I always got a kick out of just talking to people. I liked school, but it excited me more to learn directly from those like the deliveryman or my daddy or anyone else who had experienced a unique place or event. Where had they been?  What had they been through?  Norfolk was and is a Navy town, with many residents who were seasoned travelers while I had never been far from home.  The military fascinated me.  I often sat on the small wooden porch of my buddy, Elmer Bryant’s, house and listened to his daddy, a veteran, for hours. 

Mr. Bryant had been gassed in the Battle of the Argonne Forest at the end of World War I.  I hung on each word as he talked from his wheelchair, a plaid blanket draped across his legs.  The world I lived in slipped away as he spoke.  I joined him in the chaos—the surges forward, the moments of failure, the constant battle to overcome fear.  I could smell the gunpowder and the sweet, garlicky scent of mustard gas that Mr. Bryant said burned their eyes and skin.  The smell from the Manufactured Gas Company several blocks away added impact to his words.  I should have been frightened, turned off by Mr. Bryant’s injuries, but I wasn’t.  I wanted to charge into the trenches like he had.  I longed to be heroic and bold.

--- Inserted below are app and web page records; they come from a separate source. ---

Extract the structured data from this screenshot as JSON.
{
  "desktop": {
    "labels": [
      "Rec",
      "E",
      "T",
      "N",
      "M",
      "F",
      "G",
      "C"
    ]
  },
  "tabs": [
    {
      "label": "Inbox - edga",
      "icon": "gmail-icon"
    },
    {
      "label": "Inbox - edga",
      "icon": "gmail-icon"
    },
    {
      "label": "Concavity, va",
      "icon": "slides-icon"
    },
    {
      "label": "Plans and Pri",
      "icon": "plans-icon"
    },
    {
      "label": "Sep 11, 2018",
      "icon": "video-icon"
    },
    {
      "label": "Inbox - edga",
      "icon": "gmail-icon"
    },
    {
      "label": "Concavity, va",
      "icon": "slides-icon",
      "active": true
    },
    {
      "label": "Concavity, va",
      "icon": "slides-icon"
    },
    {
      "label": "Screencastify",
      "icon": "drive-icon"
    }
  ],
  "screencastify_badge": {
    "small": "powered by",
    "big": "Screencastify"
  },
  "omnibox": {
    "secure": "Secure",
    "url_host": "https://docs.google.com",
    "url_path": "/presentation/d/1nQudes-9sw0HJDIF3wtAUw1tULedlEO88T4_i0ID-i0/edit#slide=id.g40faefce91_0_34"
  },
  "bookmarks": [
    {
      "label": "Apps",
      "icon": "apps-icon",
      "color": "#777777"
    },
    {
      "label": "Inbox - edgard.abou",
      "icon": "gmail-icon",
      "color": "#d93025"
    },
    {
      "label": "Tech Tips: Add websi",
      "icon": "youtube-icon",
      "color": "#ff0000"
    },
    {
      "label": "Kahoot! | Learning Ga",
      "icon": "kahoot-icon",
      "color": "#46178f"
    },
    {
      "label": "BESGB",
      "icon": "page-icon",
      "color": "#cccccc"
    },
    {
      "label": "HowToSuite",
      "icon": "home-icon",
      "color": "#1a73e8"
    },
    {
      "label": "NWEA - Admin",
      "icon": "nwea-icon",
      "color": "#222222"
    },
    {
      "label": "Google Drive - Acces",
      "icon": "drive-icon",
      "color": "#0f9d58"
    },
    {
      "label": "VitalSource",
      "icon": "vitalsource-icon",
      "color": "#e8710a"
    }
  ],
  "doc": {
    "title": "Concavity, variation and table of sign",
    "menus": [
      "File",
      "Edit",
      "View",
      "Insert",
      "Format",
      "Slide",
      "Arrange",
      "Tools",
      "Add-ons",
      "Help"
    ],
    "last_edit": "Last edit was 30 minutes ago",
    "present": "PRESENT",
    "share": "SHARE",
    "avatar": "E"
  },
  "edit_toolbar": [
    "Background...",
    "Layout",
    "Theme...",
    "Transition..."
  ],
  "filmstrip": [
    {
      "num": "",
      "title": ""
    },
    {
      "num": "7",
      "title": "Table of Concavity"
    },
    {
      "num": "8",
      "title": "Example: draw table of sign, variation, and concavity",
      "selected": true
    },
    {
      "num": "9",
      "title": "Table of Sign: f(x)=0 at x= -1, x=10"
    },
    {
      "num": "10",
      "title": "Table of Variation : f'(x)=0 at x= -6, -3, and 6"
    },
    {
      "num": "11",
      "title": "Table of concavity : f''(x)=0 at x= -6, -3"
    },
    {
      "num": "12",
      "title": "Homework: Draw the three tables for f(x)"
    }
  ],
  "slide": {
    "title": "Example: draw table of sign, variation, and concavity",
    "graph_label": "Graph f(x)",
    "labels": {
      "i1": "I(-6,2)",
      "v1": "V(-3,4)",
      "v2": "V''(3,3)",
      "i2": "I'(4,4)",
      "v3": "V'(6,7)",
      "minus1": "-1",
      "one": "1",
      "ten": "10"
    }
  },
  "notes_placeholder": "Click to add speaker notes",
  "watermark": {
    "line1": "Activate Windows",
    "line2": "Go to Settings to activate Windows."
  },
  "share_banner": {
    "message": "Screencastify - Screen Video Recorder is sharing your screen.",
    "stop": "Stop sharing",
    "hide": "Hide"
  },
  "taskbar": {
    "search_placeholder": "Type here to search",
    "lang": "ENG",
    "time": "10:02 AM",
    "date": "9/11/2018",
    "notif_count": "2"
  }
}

I longed for Joyce as well, but it wasn’t meant to be.  I never knew if she got the money or my message. She eventually did recover, but by then, I’d moved to Ocean View, a few miles and a whole world away.  That part of Norfolk was a change in scenery and a change in life.  My family and I moved into a little two-story house that we scraped and painted together, down the road from Mason Creek where the Naval Air Station is today. We had the bay on one side and a swamp on the other.  I learned to be a beach boy instead of a street boy.  I learned to fish from inner tubes, row boats, to crab, oyster, and clam.  I became one hell of a strong swimmer.  Along with the other Ocean View boys, I climbed sand dunes, swung from oaks, and fished with nets.  It was a pretty happy life.  My brothers and I had to prove ourselves of course.  That was natural.  Moving into a new neighborhood back then, we had to win some fights to build up respect.  Luckily Papa had taught us well, and before long, my brothers and I became leaders in the neighborhood. The fight over marbles long behind us, my brother Manny and I grew very close. 

Every day in Ocean View was an adventure with my brothers and my new found friends.  We traipsed the hills of sand and pretended that we were trekking across the Sahara Desert.  We fashioned homemade hideouts in the big oak trees and created a safety spot where we could see anyone coming from all around. There were fields across the street from our house, and we’d play football and baseball, any sport really, late into the night. I loved to throw and played quarterback in football games and pitched for our makeshift baseball team. 

We ran wild and free and spent most of our time barefoot, even going to school that way for the better part of the year. Lucy Mae Holt was our principal.  She looked like a caricature in a book, tiny on the bottom and very large up top.  She had a firm, steady hand and seemed to know everything there was to know about children.  She started the Barefoot Boys Club at school because many kids couldn’t afford decent shoes, and she didn’t want anyone to feel ashamed because of what they didn’t have.  Sometimes after school, she’d take one or two of us to Kinney’s shoe store downtown and buy us tennis shoes for sixty-nine cents, and then pay for a movie and candy.  It was a hell of nice thing for her to do, but many of us would still go to school without our shoes.  Even kids with money and shoes would hide theirs so they could come to school barefoot too.  Shoeless, we felt freer, more adventurous, more alive. 

We all knew hardship during the Depression, but life wasn’t about what we did or didn’t have.  For my family and friends and me, it was about who we were and what we did and who we were lucky enough to love.